We are almost one week into the 2018 General Assembly Session and it has been a productive one thus far.
The Senate of Virginia began with the same 40 senators on Wednesday of this past week. All 40 senators are in the same seats and are members of the same committees on which they served last year. That is about the only thing that hasn’t changed in Capitol Square since we concluded the 2017 session.
The House of Delegates is very different than it was last year. They have a new Speaker, Kirk Cox of Colonial Heights, who was elected on the opening day of session. And, they have 19 new delegates. Of those new delegates, 16 are Democrats and 3 are Republicans, and the House’s partisan balance is now 51 Republicans and 49 Democrats. That’s a lot closer to the 21 Republicans and 19 Democrats in the Senate.
The opening day of session concluded with Governor McAuliffe delivering his final State of the Commonwealth Address. We heard two speeches from newly-elected Governor Northam. He delivered his Inaugural Address after taking the oath of office on Saturday and on Monday, he addressed a joint session of the House and Senate, outlining his plans and priorities for the 2018 session. I was disappointed in the tone of his speech before our body – I was hoping for a more bipartisan approach as we seek to enact substantive reforms this Session.
Despite the closer margins in the House and the start of a new Governor and new Democrat administration, I will continue here in the Senate to work with my conservative colleagues to prioritize legislative issues that will make life better for Virginians. I continue to serve as Chair of the Senate Courts of Justice Committee and on Monday, we began to hear bills in committee. I was dismayed to see that the outside influences of Michael Bloomberg’s gun control group, among others, continues to make significant attempts here in Virginia to push through overburdensome gun control laws. On Monday we got off to a fast start. We heard dozens of new bills that would impose new restrictions on law abiding Virginians to keep and bear arms. Together with a majority of my colleagues, I was proud to have stood up for our Second Amendment rights.

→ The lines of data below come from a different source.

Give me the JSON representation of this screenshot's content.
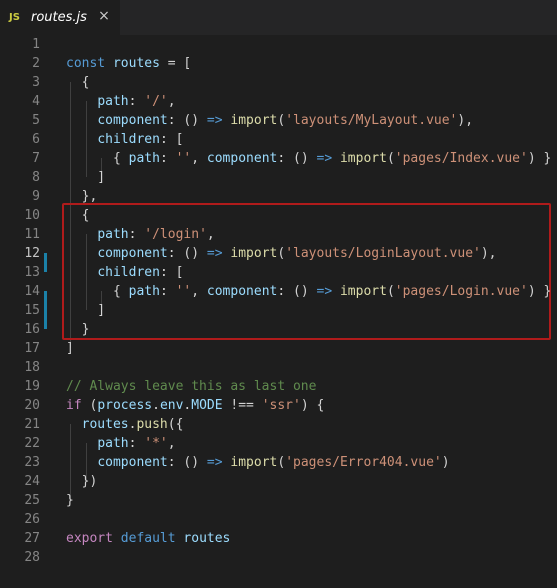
{
  "tab": {
    "lang_badge": "JS",
    "file_name": "routes.js",
    "close_glyph": "×"
  },
  "lines": [
    {
      "n": "1",
      "tokens": []
    },
    {
      "n": "2",
      "tokens": [
        [
          "kw",
          "const "
        ],
        [
          "var",
          "routes"
        ],
        [
          "op",
          " = ["
        ]
      ]
    },
    {
      "n": "3",
      "tokens": [
        [
          "op",
          "  {"
        ]
      ]
    },
    {
      "n": "4",
      "tokens": [
        [
          "op",
          "    "
        ],
        [
          "var",
          "path"
        ],
        [
          "op",
          ": "
        ],
        [
          "str",
          "'/'"
        ],
        [
          "op",
          ","
        ]
      ]
    },
    {
      "n": "5",
      "tokens": [
        [
          "op",
          "    "
        ],
        [
          "var",
          "component"
        ],
        [
          "op",
          ": () "
        ],
        [
          "kw",
          "=>"
        ],
        [
          "op",
          " "
        ],
        [
          "fn",
          "import"
        ],
        [
          "op",
          "("
        ],
        [
          "str",
          "'layouts/MyLayout.vue'"
        ],
        [
          "op",
          "),"
        ]
      ]
    },
    {
      "n": "6",
      "tokens": [
        [
          "op",
          "    "
        ],
        [
          "var",
          "children"
        ],
        [
          "op",
          ": ["
        ]
      ]
    },
    {
      "n": "7",
      "tokens": [
        [
          "op",
          "      { "
        ],
        [
          "var",
          "path"
        ],
        [
          "op",
          ": "
        ],
        [
          "str",
          "''"
        ],
        [
          "op",
          ", "
        ],
        [
          "var",
          "component"
        ],
        [
          "op",
          ": () "
        ],
        [
          "kw",
          "=>"
        ],
        [
          "op",
          " "
        ],
        [
          "fn",
          "import"
        ],
        [
          "op",
          "("
        ],
        [
          "str",
          "'pages/Index.vue'"
        ],
        [
          "op",
          ") }"
        ]
      ]
    },
    {
      "n": "8",
      "tokens": [
        [
          "op",
          "    ]"
        ]
      ]
    },
    {
      "n": "9",
      "tokens": [
        [
          "op",
          "  },"
        ]
      ]
    },
    {
      "n": "10",
      "tokens": [
        [
          "op",
          "  {"
        ]
      ]
    },
    {
      "n": "11",
      "tokens": [
        [
          "op",
          "    "
        ],
        [
          "var",
          "path"
        ],
        [
          "op",
          ": "
        ],
        [
          "str",
          "'/login'"
        ],
        [
          "op",
          ","
        ]
      ]
    },
    {
      "n": "12",
      "tokens": [
        [
          "op",
          "    "
        ],
        [
          "var",
          "component"
        ],
        [
          "op",
          ": () "
        ],
        [
          "kw",
          "=>"
        ],
        [
          "op",
          " "
        ],
        [
          "fn",
          "import"
        ],
        [
          "op",
          "("
        ],
        [
          "str",
          "'layouts/LoginLayout.vue'"
        ],
        [
          "op",
          "),"
        ]
      ],
      "active": true
    },
    {
      "n": "13",
      "tokens": [
        [
          "op",
          "    "
        ],
        [
          "var",
          "children"
        ],
        [
          "op",
          ": ["
        ]
      ]
    },
    {
      "n": "14",
      "tokens": [
        [
          "op",
          "      { "
        ],
        [
          "var",
          "path"
        ],
        [
          "op",
          ": "
        ],
        [
          "str",
          "''"
        ],
        [
          "op",
          ", "
        ],
        [
          "var",
          "component"
        ],
        [
          "op",
          ": () "
        ],
        [
          "kw",
          "=>"
        ],
        [
          "op",
          " "
        ],
        [
          "fn",
          "import"
        ],
        [
          "op",
          "("
        ],
        [
          "str",
          "'pages/Login.vue'"
        ],
        [
          "op",
          ") }"
        ]
      ]
    },
    {
      "n": "15",
      "tokens": [
        [
          "op",
          "    ]"
        ]
      ]
    },
    {
      "n": "16",
      "tokens": [
        [
          "op",
          "  }"
        ]
      ]
    },
    {
      "n": "17",
      "tokens": [
        [
          "op",
          "]"
        ]
      ]
    },
    {
      "n": "18",
      "tokens": []
    },
    {
      "n": "19",
      "tokens": [
        [
          "cmt",
          "// Always leave this as last one"
        ]
      ]
    },
    {
      "n": "20",
      "tokens": [
        [
          "ctl",
          "if"
        ],
        [
          "op",
          " ("
        ],
        [
          "var",
          "process"
        ],
        [
          "op",
          "."
        ],
        [
          "var",
          "env"
        ],
        [
          "op",
          "."
        ],
        [
          "var",
          "MODE"
        ],
        [
          "op",
          " !== "
        ],
        [
          "str",
          "'ssr'"
        ],
        [
          "op",
          ") {"
        ]
      ]
    },
    {
      "n": "21",
      "tokens": [
        [
          "op",
          "  "
        ],
        [
          "var",
          "routes"
        ],
        [
          "op",
          "."
        ],
        [
          "fn",
          "push"
        ],
        [
          "op",
          "({"
        ]
      ]
    },
    {
      "n": "22",
      "tokens": [
        [
          "op",
          "    "
        ],
        [
          "var",
          "path"
        ],
        [
          "op",
          ": "
        ],
        [
          "str",
          "'*'"
        ],
        [
          "op",
          ","
        ]
      ]
    },
    {
      "n": "23",
      "tokens": [
        [
          "op",
          "    "
        ],
        [
          "var",
          "component"
        ],
        [
          "op",
          ": () "
        ],
        [
          "kw",
          "=>"
        ],
        [
          "op",
          " "
        ],
        [
          "fn",
          "import"
        ],
        [
          "op",
          "("
        ],
        [
          "str",
          "'pages/Error404.vue'"
        ],
        [
          "op",
          ")"
        ]
      ]
    },
    {
      "n": "24",
      "tokens": [
        [
          "op",
          "  })"
        ]
      ]
    },
    {
      "n": "25",
      "tokens": [
        [
          "op",
          "}"
        ]
      ]
    },
    {
      "n": "26",
      "tokens": []
    },
    {
      "n": "27",
      "tokens": [
        [
          "ctl",
          "export"
        ],
        [
          "op",
          " "
        ],
        [
          "kw",
          "default"
        ],
        [
          "op",
          " "
        ],
        [
          "var",
          "routes"
        ]
      ]
    },
    {
      "n": "28",
      "tokens": []
    }
  ],
  "colors": {
    "background": "#1e1e1e",
    "keyword": "#569cd6",
    "variable": "#9cdcfe",
    "function": "#dcdcaa",
    "string": "#ce9178",
    "comment": "#608b4e",
    "control": "#c586c0",
    "highlight_border": "#b01b1b",
    "git_modified": "#1b81a8"
  }
}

Education reform is one of the most pressing issues in which I believe. We have children in our district and around the Commonwealth who are trapped in failing school divisions. We must do more to ensure that every child has an opportunity to receive a quality education. That is why I have proposed a bill to create regional charter school divisions. The charter school model, allowing for more autonomy and innovation in the administration and the classroom, has been successful in states around our nation, both Red and Blue. I have listened to opponents and have carefully drafted the bill so that it will focus on regions with truly failing schools. However, we have met opposition, even to this model. We have just nine charter schools that serve 2,000 students. If we are serious about providing a lifeline for children and parents in failing school divisions then that has to change. I hope that our new governor, along with my colleagues in the Senate and the House, will join me in passing and signing this important piece of legislation.
Voter fraud is another issue of great importance to me. I have proposed Senate Bill 523, which establishes electronic pollbooks that contain photographs of voters. This commonsense piece of legislation will encourage cross-agency collaboration by requiring pollbooks to contain photographs of registered voters that are a part of voter photo identification cards or a voter’s Department of Motor Vehicles record. This will make the system more efficient but more importantly will improve the integrity of our voter system. If there is a photo from a state approved database, then a voter is not required to show another form of ID. Additionally, I have proposed Senate Bill 521, wherein local electoral boards are required to investigate the list of registered voters if the number of registered voters exceeds the population of voting age citizens in that locality. It makes no sense to me that in some localities, the number of registered voters actually exceeds the number of eligible voting age citizens. I hope this bill will improve our system by requiring an investigation when there are more registered voters than individuals of voting age.
In addition, I am working on a number of initiatives to improve safety and reduce traffic congestion on Interstate 81. This interstate has been overlooked for too long by state legislators and administrations alike. We must make substantive reforms to ensure that drivers can travel on this critically important interstate safely and efficiently. One bill I have proposed directs the Department of Transportation to conduct a pilot program establishing zones where trucks are required to travel only in the right lane. Ideally, these zones will allow the left lane to remain clear for passing vehicles, directly reducing congestion and keeping traffic flowing. This bill, by establishing the pilot program, is a part of a bigger effort and emphasis on improving Interstate 81. More on I-81 later.
To see the full list of over 20 bills I have patroned, please click here.
As bills begin to make it out of committee and onto the floor of the respective houses of the General Assembly, I promise to continue to fight with my fellow conservatives in the House and Senate to protect those beliefs for which I have always fought.
Each week, I will be sharing with you updates on the session and my legislative initiatives which I hope will continue to make life better for my constituents in the Shenandoah Valley. We have a new building here in Richmond while they tear down and build a new GAB. We are housed in the Pocahontas Building for the next four years and we’re settling in nicely here. If you are in Richmond during General Assembly, please stop by our new office, Room 502 on the 5th Floor – East Side. If you have issues you would like to discuss or if you would like to arrange a tour, please do not hesitate to contact my office at 804-698-7526 or email me at [email protected]. My legislative aide, Jenni Aulgur, and I stand ready to assist you in any way we can.